Man works to live. – Karl Marx (1818 – 1883)

Man lives to work. – John Calvin (1509 – 1564)

Labor is both a central category in modern thought, and in economics. This course tracks critical formulations, describes the elementary economics of who is earning what, for what work, and questions the human cooperating condition. The class offers a schizodisciplinary synthesis of history of ideas, political economy and social anthropology.

Equal Opportunity (Seminar)

Why do we become so unequal, and why would that be unfair? The course introduces participants to social scientific theories, applies them to education and migration and offers observations from a german inner city school. We’ll discuss how things might be better, and who, how, can bring about such change – to keep our capitalist and liberal societies prosperous, and to make it more just. A seminar with Anja Jungermann at Deutschen SchülerAkademie 2010-2 in Brunswick, Germany.

E-Democracy – Opportunity for Greater Participation? (Seminar)

Computer science, sociological, mathematical, political and statistic perspectives on the essential question how postindustrial, liberal democracy can organise unity in diversity in the modern world.

Statistics & Probability I (Section)

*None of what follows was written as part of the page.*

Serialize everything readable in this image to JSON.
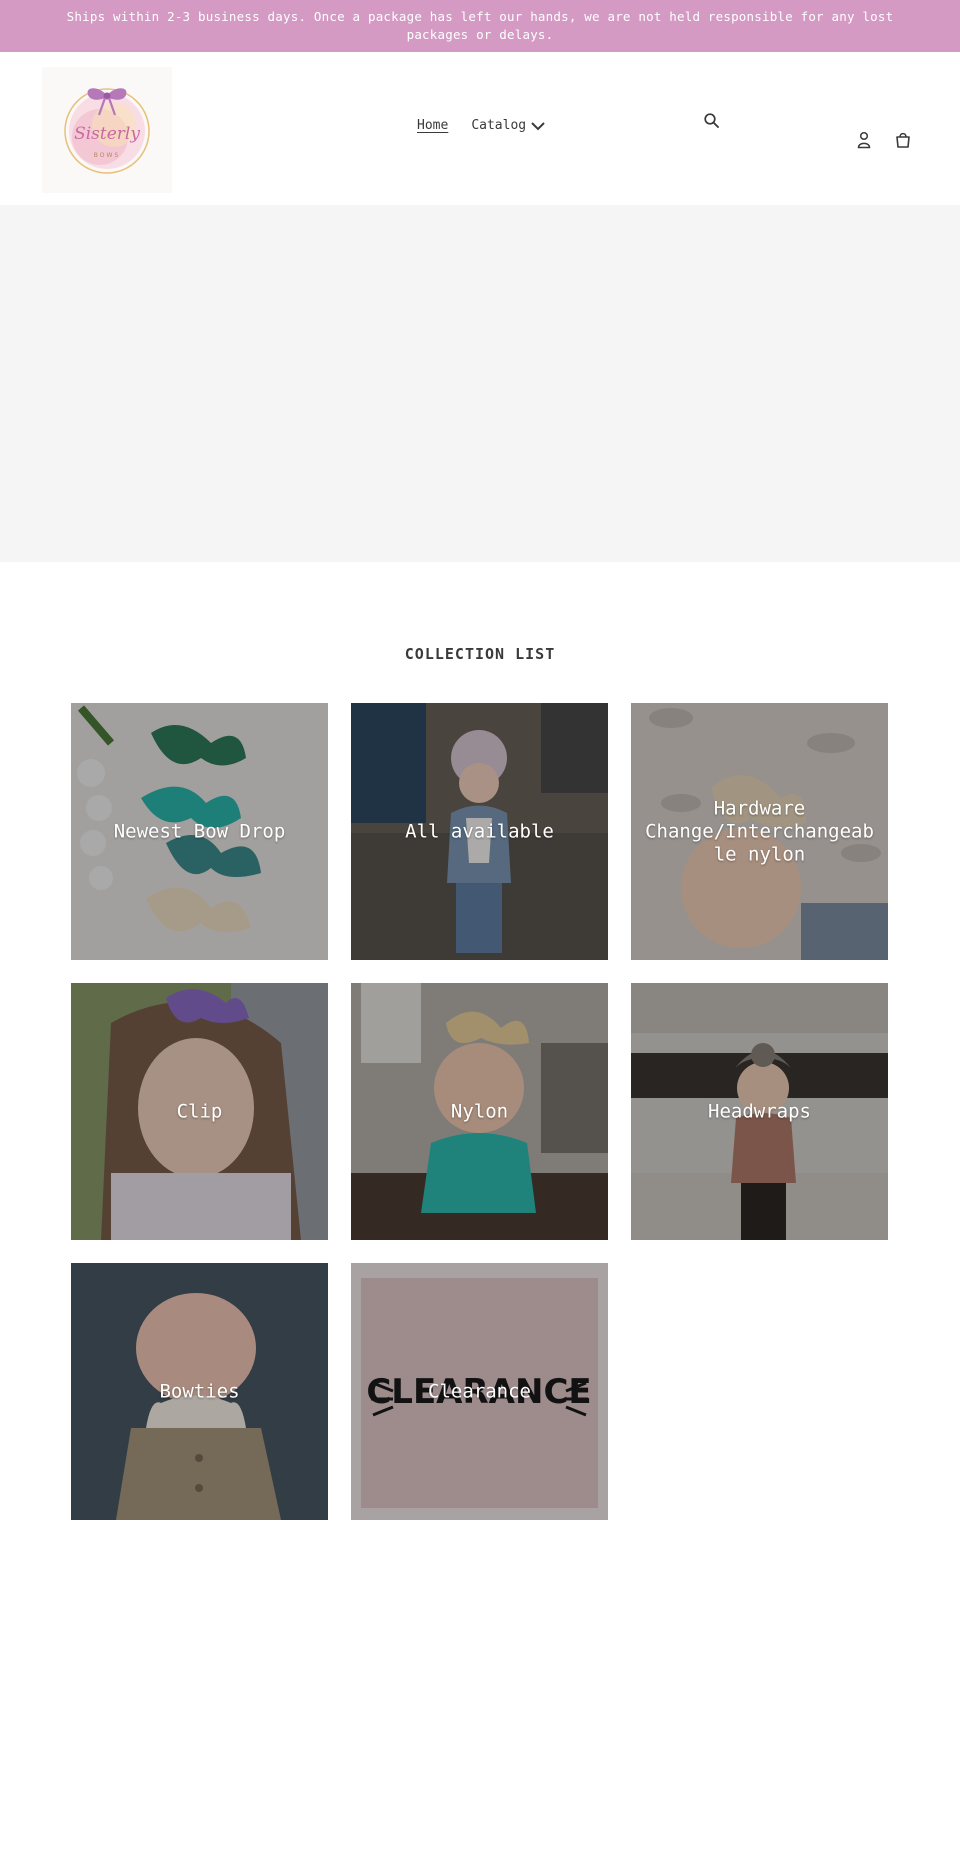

Today was my first day of teaching at UCI. “Statistics and Probability”, the class I will be holding discussion sections for three times a week, starting this week, is a three quarter series, introducing (mostly freshman) undergraduates to basic issues of statistical methods. The subject, it occurred to me today, is unlikely to be overly popular amongst the students at UCI, as is probably the case everywhere else, too. I, for my part, am determined to make the section as entertaining and applied in focus as possible, and I hope that desperate ice-breakers of the sort of the “fun” games we did today will be rewarded by active participation.

Statistics I (Section)

Qualitative and Quantitative Research Methods (Section)

Give and Take – Progressive Taxation & Deliberative Democracy (Seminar)

Taxation and democracy can be thought of as two sides of the liberal-democratic, capitalist social contract: Democracy concerns the making of collectively binding decisions, and taxation is the chief means to implement these agreed-upon plans within the market exchanges of free agents. Taxation thereby delineates the boundary of private property and collective responsibility, but it also shapes the material conditions under which citizens exercise their political autonomy. Taxation and democracy, along with their mutual dependencies and contradictions, in short, are deeply implicated in social scientific questions of rule and power, social integration and inequality.

As institutions, they are also the (only?) site, where progress might happen. This seminar looks at two such reform proposals, equally radical and pragmatic: progressive taxation and deliberative democracy.